of Cambodia; the war in the Congo between 1998-2003 which many now
call the African world war; the HIV/AIDS deaths in Sub-Saharan Africa;
the civil wars in Sierra Leone, Liberia, and Guinea; genocide in
Bosnia and Kosovo; the famine and war in Ethiopia; the genocide in
Rwanda have each claimed millions of lives and yet the scale of loss
is known only in academic circles or in the corridors and publications
of a few international organizations.  The documentation of these
tragedies continues to be faceless and, as a result, unknown. The
elite continue to wear diamonds and eat chocolate without asking --
for how long have diamonds been used to fuel conflict in Africa that
caused the deaths and maiming of millions of vulnerable people, or how
extreme is the exploitation of children laboring to produce cocoa so
that we can have chocolate. In short, the poor and the exploited do
not know how to tell stories nor can they document their struggle. And
in the absence of documentation, even the learned remain silent and


In the United States HIV/AIDS acquired a face not because of the
statistics CDC published but because of the quilts that each community
was forced to make and the collages that seemed to appear overnight
and grow daily in the corridors of show business, salons, and
bars. These exhibits identified brothers, sisters, mothers, fathers,
sons, daughters, lovers and friends. The documentation that touched
people's hearts was done by the sufferers and their loved ones who
also stood up and were willing to be identified, irrespective of
whether they too were infected, or ashamed of their HIV+ sibling, or
still trying to reconcile to why HIV had affected their lives. Names
like Rock Hudson, Arthur Ashe, and Magic Johnson gave these stories
even more flesh and blood.  The question is can this documentation
happen in India?

The problem is not an easy one to confront. How do people stand up
and tell their stories in a land where stigma, denial, and retribution
are extreme? What is the solution when the poor cannot tell their own
story, and the intermediaries have to consider issues of
confidentiality, legality, morality, accuracy and fidelity?  The
social conditions that prevent people from coming forward and telling
their story are what make HIV spread in the first place.
Nevertheless, I see some signs of hope.  For example, as sex workers
unite and ask for their rights they document their lives to be as full
of concerns and humanness as those of other people; but can they start
to make quilts documenting their fallen ones?  As migrant workers come
home to die, can communities remember them by name and face? Will the
educated and well-to-do bravely withstand the pressures of society and
admit and name their lost ones? Will more organizations start hospices
and medical centers to care for the infected and help the public
overcome their irrational fears? The speech of Prime Minister A. B.
Vajpayee and the declaration at India's first National Convention of
the Parliamentary Forum on HIV/AIDS, on 26-27 July 2003, are clearly
steps in the right direction.  But the road is very long and very
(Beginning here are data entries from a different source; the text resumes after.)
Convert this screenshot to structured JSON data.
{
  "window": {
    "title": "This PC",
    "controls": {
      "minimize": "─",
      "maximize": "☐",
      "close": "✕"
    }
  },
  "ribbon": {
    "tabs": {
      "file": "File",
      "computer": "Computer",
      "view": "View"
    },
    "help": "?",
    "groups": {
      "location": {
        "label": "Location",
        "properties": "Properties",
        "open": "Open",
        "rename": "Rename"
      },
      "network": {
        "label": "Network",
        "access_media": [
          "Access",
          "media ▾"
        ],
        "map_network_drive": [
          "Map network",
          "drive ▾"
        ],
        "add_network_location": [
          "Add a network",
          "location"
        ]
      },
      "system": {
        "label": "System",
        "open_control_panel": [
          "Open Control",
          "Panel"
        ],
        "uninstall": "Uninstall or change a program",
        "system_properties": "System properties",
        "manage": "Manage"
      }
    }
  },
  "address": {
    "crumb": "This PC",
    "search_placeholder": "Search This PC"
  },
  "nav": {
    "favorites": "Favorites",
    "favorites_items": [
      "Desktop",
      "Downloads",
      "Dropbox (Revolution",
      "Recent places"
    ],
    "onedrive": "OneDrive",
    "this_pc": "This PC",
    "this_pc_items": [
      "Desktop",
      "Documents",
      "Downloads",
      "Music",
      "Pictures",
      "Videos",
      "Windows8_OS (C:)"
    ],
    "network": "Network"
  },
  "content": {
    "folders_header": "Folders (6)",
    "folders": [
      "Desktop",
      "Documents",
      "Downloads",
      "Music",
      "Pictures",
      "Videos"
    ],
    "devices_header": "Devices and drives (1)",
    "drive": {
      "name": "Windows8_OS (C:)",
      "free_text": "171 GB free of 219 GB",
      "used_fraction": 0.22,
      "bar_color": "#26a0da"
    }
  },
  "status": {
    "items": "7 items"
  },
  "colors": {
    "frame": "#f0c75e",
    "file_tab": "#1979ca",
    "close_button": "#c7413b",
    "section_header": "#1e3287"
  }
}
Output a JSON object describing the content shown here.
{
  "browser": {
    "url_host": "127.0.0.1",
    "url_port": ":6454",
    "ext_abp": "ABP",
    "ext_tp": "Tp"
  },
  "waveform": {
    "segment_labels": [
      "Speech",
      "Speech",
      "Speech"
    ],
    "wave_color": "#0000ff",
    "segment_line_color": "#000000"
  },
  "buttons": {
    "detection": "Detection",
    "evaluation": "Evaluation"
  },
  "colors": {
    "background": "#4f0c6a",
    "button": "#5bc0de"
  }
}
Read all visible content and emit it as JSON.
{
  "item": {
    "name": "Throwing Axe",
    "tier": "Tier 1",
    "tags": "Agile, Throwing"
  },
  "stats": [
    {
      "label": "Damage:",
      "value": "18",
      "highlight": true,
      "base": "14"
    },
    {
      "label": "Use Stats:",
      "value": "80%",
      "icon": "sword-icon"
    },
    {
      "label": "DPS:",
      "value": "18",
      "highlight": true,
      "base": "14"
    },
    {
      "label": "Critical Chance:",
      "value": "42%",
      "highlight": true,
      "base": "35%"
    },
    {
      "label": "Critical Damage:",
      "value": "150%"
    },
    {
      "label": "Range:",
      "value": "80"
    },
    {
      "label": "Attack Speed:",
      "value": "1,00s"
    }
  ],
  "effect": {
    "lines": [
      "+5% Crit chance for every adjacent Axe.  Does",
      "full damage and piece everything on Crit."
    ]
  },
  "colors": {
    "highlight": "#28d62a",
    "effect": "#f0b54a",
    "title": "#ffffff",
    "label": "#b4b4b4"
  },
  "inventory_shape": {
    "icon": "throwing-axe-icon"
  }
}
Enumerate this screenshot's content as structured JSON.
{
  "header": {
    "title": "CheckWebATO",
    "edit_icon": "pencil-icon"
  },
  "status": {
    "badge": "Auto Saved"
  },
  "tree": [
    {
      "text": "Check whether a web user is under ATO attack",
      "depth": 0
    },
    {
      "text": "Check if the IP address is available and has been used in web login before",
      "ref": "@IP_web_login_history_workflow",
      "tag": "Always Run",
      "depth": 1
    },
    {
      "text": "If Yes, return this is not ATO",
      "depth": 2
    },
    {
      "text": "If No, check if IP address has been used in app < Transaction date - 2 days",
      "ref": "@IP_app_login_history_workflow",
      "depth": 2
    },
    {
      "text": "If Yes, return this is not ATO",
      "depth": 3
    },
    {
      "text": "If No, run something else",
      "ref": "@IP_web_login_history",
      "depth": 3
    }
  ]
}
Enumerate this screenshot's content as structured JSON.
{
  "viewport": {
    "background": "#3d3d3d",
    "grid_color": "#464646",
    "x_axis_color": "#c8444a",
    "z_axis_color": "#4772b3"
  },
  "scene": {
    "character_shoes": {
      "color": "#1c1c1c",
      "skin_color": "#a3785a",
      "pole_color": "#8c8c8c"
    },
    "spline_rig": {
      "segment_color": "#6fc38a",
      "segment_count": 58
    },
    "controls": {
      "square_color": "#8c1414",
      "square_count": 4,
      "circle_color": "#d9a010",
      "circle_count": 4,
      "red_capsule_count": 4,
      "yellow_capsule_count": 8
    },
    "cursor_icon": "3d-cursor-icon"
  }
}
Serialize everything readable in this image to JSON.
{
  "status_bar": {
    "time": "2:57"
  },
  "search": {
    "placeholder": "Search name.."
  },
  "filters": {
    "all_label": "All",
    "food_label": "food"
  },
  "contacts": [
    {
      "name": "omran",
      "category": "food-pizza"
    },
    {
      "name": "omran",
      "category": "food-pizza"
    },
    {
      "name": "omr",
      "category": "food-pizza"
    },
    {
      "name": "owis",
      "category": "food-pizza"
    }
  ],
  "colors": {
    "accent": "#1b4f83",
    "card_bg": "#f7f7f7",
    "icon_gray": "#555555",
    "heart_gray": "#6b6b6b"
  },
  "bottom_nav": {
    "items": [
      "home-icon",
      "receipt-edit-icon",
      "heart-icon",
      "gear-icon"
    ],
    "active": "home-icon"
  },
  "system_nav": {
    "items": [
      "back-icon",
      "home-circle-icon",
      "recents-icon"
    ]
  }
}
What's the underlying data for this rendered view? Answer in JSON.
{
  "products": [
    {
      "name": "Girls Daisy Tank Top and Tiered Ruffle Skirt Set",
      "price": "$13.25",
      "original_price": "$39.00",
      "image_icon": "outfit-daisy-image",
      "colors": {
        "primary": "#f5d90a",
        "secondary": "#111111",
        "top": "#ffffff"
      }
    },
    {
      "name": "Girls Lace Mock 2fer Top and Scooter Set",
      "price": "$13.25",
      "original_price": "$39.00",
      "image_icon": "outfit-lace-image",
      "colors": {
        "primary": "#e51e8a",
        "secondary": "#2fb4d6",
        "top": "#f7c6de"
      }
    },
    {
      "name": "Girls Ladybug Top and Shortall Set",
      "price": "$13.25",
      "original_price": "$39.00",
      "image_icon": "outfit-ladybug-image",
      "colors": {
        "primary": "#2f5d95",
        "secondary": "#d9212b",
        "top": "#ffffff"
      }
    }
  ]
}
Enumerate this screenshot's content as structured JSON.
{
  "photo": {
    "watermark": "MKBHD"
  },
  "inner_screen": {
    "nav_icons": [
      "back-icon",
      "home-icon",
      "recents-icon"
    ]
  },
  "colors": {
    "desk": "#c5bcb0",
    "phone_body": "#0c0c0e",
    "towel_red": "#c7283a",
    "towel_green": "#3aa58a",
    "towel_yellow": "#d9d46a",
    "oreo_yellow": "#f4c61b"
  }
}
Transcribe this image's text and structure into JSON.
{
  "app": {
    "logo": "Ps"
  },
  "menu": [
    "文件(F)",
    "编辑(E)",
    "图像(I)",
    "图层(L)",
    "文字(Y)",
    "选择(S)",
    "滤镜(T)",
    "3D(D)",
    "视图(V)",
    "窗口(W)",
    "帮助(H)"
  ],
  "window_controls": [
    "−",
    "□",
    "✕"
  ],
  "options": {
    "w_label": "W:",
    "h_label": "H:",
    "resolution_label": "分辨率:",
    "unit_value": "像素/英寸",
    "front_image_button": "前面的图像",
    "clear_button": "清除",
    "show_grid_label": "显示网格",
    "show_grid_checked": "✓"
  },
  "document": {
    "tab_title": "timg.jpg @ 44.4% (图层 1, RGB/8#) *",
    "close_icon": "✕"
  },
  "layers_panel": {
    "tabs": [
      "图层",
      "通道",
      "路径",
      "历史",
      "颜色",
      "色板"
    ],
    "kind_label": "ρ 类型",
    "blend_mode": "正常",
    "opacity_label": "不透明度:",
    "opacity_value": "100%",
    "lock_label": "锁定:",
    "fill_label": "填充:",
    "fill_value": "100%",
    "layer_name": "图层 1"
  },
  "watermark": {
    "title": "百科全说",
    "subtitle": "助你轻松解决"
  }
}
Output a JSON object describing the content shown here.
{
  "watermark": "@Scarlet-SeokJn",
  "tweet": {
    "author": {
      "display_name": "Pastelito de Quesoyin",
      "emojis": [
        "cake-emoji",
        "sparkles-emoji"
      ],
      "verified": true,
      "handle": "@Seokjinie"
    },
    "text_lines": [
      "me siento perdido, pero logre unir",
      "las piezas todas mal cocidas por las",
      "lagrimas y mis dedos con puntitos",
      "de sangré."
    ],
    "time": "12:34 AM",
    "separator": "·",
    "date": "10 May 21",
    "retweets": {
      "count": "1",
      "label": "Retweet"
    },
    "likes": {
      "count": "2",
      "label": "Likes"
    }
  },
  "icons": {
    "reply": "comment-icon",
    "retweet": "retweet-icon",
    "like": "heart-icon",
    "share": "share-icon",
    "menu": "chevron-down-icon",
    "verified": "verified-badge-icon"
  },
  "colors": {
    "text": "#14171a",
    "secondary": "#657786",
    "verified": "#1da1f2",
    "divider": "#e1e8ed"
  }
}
I do not have any miracle solutions or suggestions on how to
contain the further spread of HIV, but I firmly believe that unless
and until we can document it in detail we will continue to lose. If,
collectively, we do not find ways to create the conditions that will
make this scourge real by giving names and faces to the lives it has
taken or destroyed, the epidemic will continue to grow. Being able to
document will signify that we have overcome stigma and denial. So,
friends we have a yardstick by which to measure progress, and a clear
goal for our advocacy. The numbers from NACO, no matter how accurate
or large, will not be sufficient to galvanize society in time.

Rajan Gupta